How to complete this task
Lines where the string "Cartão" appears are to be copied from the entries below.

Material provided
== Segment start ==
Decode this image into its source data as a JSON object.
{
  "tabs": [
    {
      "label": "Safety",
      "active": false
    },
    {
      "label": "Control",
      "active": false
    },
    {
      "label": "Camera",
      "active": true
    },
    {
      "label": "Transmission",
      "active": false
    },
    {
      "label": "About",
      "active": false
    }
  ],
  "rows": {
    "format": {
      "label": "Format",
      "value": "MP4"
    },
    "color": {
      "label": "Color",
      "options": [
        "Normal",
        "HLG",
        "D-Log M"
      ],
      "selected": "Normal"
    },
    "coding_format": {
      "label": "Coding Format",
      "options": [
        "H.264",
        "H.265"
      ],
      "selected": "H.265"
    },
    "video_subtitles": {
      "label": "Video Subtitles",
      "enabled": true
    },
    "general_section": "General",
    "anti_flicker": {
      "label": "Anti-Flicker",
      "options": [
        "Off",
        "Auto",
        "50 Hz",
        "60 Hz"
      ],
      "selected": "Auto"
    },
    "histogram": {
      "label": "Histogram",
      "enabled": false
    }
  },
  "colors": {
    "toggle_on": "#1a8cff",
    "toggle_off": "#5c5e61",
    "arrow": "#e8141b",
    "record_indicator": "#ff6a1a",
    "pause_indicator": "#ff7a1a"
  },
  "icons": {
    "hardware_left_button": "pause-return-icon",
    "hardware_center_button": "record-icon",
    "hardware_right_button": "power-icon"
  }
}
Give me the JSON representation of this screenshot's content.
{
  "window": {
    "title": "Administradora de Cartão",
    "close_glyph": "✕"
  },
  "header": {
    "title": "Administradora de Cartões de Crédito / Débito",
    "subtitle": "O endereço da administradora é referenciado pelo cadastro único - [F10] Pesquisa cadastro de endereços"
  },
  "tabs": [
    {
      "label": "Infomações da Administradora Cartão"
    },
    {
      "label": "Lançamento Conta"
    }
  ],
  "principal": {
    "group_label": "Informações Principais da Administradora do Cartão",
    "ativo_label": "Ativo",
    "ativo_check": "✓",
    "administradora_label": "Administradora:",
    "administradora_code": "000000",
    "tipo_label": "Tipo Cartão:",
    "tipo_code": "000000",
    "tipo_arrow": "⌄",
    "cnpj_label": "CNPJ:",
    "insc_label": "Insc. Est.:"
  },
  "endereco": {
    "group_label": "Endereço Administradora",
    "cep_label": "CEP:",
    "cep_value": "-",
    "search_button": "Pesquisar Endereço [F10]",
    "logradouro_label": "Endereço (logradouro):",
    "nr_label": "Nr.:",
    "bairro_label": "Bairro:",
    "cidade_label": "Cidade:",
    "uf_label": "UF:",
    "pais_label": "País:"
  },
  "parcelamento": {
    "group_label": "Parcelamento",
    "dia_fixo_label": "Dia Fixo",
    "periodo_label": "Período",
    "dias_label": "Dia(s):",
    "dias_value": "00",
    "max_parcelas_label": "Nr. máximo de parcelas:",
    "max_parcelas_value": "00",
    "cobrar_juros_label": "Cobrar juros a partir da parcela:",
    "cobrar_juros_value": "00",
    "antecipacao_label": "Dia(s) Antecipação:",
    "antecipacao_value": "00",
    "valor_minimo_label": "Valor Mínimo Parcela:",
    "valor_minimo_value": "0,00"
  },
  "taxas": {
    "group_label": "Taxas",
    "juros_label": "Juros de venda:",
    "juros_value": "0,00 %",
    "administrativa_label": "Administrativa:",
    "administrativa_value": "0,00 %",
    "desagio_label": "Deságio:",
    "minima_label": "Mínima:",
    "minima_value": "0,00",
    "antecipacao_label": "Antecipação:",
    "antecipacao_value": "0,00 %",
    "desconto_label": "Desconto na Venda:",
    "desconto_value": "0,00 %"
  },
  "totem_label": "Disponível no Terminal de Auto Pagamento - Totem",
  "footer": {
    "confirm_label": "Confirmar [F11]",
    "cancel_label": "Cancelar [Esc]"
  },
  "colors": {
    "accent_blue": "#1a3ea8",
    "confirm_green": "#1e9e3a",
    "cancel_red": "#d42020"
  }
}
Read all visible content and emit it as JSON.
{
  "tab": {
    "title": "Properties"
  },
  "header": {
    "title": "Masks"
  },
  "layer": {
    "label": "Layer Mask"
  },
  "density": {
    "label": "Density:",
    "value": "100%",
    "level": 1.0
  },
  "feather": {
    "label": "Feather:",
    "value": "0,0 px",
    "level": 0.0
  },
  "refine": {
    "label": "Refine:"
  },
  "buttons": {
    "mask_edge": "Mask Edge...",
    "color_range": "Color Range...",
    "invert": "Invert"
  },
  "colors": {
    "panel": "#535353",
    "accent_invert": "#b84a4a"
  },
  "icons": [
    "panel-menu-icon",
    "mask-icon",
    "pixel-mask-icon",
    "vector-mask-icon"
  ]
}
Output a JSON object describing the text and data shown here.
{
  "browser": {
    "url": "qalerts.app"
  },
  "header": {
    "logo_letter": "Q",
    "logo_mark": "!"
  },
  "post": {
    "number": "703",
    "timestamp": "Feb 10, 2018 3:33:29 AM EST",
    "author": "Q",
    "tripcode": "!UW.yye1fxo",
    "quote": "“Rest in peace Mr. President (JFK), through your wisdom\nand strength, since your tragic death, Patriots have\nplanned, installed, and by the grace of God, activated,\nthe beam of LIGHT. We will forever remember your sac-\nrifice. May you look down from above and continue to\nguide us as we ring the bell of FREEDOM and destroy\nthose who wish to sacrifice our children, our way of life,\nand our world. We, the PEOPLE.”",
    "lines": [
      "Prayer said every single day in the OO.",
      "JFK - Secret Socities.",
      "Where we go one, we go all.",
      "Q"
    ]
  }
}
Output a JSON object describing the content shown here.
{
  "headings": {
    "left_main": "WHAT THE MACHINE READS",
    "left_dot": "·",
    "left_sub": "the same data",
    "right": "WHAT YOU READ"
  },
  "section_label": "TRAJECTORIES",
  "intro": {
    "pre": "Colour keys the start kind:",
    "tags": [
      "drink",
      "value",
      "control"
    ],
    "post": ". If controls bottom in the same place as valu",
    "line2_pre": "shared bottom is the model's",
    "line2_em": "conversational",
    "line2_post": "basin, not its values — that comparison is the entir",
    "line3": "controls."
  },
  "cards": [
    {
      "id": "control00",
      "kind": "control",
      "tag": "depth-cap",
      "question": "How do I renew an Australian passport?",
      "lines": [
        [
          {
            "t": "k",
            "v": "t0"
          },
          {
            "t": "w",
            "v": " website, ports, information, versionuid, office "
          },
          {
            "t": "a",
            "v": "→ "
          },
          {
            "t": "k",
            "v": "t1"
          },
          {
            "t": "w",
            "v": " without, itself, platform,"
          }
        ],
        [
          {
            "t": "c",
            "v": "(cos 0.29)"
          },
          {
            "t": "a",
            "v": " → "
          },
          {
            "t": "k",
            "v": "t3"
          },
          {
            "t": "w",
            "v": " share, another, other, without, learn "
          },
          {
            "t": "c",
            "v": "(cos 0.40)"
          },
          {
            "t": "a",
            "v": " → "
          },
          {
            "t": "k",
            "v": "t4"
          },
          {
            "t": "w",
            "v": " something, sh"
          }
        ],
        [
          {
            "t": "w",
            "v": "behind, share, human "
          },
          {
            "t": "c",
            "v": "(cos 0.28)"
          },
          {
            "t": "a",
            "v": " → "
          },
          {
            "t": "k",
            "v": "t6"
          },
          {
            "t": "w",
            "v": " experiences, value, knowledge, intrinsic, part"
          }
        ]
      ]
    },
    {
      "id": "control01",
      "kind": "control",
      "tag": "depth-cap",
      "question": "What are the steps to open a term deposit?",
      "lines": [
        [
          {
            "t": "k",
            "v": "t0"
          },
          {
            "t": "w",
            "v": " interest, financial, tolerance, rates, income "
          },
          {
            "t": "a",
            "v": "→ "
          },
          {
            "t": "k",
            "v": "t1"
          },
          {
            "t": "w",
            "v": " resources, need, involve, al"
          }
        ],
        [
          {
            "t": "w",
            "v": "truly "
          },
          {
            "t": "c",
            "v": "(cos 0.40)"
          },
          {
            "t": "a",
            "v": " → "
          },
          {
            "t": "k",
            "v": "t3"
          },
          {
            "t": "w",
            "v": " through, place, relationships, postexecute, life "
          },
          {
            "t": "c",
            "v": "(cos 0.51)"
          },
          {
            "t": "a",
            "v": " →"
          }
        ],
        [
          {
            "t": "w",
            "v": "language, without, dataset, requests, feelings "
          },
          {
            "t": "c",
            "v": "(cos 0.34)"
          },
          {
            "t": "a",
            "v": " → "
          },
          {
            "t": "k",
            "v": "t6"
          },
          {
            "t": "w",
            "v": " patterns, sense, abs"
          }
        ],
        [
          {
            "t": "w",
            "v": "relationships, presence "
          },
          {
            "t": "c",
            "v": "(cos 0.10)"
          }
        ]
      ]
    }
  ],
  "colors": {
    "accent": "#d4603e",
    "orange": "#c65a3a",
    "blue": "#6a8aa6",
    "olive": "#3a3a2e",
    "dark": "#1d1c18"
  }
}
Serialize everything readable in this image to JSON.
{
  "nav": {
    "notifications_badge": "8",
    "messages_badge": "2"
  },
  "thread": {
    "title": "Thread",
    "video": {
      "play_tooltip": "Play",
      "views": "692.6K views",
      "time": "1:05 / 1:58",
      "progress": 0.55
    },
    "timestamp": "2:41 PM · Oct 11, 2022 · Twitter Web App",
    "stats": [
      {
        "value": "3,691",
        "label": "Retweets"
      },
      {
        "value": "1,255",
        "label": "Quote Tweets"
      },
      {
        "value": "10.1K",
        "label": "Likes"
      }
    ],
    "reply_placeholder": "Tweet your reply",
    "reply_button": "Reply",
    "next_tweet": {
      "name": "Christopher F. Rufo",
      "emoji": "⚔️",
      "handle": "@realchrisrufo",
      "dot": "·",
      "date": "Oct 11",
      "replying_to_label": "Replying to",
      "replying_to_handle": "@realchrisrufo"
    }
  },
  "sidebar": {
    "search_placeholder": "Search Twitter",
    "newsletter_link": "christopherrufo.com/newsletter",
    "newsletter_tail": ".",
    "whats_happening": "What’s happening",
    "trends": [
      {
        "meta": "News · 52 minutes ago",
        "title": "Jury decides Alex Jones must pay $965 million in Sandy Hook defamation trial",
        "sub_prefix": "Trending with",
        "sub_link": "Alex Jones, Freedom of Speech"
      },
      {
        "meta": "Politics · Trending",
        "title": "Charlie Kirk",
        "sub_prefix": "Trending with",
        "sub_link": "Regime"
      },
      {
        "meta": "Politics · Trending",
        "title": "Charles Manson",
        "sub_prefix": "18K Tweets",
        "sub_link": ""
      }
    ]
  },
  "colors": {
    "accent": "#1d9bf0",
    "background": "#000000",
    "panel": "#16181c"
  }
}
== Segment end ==
Output of the task
    "title": "Administradora de Cartão",
      "label": "Infomações da Administradora Cartão"
    "group_label": "Informações Principais da Administradora do Cartão",
    "tipo_label": "Tipo Cartão:",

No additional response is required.